#### [What to produce]
Report each line from the records where the string "true" turns up.

#### [Given information]

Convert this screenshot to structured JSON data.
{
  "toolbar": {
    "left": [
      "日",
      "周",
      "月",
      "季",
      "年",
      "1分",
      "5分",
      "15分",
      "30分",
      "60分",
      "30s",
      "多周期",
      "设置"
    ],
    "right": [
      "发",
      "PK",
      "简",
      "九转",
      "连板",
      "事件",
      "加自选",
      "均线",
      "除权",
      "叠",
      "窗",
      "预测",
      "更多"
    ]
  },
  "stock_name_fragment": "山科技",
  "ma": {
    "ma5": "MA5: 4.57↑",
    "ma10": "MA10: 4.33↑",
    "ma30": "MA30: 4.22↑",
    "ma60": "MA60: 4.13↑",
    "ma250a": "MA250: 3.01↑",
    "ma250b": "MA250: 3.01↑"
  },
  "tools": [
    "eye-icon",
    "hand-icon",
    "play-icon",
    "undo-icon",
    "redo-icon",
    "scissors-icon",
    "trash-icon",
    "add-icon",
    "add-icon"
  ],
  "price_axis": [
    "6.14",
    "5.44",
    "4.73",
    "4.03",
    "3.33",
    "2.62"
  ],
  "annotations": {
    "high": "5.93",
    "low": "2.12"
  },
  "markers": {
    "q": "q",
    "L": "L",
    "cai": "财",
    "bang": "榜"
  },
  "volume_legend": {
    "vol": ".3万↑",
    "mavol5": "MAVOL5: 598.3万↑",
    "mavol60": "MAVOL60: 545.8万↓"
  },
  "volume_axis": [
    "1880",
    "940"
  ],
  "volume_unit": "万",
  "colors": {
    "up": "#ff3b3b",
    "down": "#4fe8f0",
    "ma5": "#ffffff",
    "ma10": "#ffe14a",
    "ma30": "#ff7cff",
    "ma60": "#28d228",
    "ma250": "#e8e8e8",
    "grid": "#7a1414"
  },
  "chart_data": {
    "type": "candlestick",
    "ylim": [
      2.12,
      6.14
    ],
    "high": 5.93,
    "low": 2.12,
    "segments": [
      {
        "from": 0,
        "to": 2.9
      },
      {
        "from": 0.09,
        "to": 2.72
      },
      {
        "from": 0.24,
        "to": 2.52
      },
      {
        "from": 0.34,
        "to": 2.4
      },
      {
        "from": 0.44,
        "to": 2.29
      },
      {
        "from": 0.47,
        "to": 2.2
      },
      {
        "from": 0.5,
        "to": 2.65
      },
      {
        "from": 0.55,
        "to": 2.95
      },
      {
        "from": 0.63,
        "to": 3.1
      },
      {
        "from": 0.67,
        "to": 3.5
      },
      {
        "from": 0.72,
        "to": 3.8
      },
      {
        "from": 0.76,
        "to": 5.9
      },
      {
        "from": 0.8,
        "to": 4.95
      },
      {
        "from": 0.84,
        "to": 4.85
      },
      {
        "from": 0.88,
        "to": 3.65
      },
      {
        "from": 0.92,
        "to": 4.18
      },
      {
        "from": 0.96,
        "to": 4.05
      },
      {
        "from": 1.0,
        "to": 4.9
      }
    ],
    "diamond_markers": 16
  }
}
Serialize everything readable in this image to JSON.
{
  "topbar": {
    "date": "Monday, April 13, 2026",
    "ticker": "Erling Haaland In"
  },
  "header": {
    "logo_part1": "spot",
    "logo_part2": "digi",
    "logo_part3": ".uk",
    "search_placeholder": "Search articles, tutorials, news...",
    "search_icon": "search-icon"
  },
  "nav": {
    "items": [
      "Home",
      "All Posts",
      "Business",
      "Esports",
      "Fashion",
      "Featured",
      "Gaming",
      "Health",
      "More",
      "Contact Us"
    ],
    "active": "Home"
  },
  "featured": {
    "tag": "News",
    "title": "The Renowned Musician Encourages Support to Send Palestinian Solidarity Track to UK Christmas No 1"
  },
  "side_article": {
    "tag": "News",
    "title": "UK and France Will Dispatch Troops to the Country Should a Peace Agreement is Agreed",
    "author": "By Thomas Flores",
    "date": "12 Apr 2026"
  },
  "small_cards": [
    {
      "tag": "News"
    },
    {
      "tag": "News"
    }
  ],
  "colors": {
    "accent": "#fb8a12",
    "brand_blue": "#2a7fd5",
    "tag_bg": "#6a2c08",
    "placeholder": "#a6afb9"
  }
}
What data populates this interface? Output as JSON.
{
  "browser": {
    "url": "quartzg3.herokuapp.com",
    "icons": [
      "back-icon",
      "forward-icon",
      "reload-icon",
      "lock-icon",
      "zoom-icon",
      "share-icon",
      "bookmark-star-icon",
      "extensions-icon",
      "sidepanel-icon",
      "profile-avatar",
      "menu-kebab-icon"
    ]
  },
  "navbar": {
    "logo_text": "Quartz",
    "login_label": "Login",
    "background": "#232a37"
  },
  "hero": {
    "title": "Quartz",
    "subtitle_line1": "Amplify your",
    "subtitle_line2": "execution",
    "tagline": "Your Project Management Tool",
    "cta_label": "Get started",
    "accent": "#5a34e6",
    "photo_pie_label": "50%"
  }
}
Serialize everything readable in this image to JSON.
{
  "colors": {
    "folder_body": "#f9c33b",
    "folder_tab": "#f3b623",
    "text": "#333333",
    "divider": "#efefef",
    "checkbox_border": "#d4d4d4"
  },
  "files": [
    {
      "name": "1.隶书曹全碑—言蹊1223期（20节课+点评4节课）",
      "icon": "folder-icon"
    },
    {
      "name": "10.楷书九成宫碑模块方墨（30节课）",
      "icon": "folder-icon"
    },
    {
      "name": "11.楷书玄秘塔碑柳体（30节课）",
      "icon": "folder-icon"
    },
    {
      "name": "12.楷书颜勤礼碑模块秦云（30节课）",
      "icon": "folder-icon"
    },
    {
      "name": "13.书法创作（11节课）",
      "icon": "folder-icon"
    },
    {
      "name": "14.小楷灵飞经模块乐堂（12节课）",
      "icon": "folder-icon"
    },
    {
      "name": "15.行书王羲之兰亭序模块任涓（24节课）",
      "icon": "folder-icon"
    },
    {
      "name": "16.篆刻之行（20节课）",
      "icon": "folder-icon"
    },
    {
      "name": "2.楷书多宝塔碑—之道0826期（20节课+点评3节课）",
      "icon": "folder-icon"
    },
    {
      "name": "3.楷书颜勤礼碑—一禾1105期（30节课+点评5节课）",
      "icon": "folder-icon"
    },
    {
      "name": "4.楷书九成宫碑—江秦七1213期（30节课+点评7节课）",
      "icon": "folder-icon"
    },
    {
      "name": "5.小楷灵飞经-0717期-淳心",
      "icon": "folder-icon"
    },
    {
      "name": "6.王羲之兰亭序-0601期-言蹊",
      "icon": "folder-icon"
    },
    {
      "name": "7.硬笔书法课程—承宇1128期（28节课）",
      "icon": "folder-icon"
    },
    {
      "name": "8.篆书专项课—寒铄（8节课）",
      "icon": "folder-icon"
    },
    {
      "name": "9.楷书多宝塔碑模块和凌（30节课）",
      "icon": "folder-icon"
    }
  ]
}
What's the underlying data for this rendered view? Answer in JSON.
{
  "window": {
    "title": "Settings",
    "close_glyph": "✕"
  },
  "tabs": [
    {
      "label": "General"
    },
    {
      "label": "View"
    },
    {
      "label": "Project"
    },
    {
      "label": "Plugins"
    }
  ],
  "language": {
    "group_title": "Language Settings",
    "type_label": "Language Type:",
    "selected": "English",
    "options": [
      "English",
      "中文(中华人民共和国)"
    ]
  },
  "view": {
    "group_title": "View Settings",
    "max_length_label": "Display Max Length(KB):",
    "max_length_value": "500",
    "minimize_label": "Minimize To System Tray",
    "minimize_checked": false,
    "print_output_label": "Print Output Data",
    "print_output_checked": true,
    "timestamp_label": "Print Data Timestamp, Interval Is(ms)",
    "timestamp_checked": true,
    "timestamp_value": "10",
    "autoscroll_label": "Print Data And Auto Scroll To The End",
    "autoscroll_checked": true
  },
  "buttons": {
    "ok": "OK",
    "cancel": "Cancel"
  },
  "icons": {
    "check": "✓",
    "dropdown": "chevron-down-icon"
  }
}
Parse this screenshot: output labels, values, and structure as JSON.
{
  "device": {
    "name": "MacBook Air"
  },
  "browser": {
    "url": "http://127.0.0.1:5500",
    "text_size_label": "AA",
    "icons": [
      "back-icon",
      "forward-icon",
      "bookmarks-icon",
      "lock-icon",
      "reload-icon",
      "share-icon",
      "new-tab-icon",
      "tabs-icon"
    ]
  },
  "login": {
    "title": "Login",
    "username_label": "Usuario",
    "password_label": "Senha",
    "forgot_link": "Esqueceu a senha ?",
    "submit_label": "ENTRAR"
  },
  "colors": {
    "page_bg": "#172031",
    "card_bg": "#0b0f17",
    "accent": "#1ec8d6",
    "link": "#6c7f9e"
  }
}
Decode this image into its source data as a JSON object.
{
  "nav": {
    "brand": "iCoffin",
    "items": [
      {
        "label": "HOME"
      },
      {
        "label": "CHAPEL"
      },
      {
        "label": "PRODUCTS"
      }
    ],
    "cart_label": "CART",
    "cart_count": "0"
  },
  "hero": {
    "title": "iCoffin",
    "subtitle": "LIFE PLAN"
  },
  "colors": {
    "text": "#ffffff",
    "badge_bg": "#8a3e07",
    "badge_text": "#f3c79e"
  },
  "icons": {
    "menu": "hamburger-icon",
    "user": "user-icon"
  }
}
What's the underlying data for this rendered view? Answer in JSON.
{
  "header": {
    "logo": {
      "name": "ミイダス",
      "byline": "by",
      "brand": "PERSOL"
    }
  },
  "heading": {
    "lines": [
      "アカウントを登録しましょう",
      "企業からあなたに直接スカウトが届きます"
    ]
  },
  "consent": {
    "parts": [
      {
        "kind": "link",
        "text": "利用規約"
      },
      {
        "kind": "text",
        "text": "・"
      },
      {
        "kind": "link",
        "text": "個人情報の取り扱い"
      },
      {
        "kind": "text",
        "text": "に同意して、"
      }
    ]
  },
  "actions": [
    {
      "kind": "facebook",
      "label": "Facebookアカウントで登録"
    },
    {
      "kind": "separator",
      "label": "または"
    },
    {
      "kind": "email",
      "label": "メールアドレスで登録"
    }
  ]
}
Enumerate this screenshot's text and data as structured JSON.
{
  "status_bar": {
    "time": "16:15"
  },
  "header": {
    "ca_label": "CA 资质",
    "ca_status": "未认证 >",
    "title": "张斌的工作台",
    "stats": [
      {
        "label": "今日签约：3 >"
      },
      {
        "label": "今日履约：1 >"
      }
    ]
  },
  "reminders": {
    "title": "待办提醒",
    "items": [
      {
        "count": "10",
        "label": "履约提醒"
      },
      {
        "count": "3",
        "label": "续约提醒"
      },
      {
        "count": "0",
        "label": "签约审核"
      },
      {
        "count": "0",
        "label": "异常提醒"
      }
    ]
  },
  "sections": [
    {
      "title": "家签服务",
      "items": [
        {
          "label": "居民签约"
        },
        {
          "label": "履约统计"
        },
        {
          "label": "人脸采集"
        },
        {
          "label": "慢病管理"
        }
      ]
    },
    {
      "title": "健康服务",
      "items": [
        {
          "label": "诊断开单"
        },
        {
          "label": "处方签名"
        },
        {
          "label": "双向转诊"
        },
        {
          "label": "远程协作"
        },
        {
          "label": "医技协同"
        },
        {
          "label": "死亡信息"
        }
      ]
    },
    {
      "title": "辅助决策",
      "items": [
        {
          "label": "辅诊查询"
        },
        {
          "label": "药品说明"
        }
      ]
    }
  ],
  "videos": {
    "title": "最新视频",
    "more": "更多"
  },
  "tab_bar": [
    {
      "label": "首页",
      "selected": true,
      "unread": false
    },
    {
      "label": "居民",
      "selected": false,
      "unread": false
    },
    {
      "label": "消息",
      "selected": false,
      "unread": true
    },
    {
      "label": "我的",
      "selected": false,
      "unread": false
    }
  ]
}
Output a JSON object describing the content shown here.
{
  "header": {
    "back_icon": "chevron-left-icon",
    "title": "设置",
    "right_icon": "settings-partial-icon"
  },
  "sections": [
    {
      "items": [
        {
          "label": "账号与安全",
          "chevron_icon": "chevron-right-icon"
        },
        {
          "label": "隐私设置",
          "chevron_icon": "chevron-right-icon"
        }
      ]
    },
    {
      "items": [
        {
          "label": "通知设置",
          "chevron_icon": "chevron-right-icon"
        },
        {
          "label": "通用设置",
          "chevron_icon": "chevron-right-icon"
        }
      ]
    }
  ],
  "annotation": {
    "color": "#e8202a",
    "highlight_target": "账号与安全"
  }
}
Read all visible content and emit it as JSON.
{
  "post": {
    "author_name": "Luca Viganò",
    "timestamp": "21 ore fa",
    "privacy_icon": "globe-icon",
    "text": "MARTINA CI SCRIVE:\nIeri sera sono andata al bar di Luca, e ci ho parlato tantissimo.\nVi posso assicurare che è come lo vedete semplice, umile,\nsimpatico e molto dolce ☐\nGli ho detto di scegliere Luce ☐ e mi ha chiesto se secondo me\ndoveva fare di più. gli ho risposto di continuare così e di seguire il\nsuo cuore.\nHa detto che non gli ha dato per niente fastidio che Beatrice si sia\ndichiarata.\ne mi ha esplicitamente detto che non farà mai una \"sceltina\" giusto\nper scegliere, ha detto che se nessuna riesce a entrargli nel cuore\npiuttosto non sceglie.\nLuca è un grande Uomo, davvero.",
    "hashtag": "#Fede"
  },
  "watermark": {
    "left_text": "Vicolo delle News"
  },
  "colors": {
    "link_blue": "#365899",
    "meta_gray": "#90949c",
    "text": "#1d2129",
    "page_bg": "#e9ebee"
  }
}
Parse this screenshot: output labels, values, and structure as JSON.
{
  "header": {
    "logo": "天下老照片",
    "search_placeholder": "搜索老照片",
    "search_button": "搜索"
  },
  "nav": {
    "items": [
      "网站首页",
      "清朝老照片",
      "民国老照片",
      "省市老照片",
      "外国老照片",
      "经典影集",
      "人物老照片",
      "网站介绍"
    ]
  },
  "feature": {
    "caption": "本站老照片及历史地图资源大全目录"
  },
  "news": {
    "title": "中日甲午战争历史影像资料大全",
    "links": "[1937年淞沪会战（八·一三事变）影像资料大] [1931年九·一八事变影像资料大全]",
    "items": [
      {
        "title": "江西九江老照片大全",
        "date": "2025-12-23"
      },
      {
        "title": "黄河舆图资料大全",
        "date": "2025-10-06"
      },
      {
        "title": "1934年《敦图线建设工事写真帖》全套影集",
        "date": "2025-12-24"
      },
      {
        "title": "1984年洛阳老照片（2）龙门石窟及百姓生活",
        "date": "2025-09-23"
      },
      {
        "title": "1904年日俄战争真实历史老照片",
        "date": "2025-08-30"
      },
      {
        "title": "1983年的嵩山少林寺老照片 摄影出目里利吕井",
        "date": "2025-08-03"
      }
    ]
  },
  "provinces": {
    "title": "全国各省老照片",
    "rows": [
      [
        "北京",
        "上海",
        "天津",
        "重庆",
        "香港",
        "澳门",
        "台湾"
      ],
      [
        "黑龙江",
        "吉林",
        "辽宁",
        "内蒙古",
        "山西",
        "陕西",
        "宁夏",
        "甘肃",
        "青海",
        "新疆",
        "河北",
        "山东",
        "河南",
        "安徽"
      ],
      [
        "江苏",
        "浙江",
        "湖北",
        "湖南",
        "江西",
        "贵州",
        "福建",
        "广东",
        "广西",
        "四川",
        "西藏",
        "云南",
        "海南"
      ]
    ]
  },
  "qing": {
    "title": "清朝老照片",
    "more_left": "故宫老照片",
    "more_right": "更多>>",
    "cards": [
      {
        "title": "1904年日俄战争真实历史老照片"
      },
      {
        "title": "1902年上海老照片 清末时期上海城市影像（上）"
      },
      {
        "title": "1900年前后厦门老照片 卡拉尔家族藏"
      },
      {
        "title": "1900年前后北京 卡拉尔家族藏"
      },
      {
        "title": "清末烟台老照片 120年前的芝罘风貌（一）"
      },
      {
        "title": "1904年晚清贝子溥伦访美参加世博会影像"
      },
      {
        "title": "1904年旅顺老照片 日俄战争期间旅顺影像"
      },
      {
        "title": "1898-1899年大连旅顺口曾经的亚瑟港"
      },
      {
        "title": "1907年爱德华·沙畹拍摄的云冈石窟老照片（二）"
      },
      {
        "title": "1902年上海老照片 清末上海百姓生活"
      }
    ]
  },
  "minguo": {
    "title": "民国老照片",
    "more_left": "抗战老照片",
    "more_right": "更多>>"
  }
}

#### [Task result]
    "print_output_checked": true,
    "timestamp_checked": true,
    "autoscroll_checked": true
      "selected": true,
      "unread": true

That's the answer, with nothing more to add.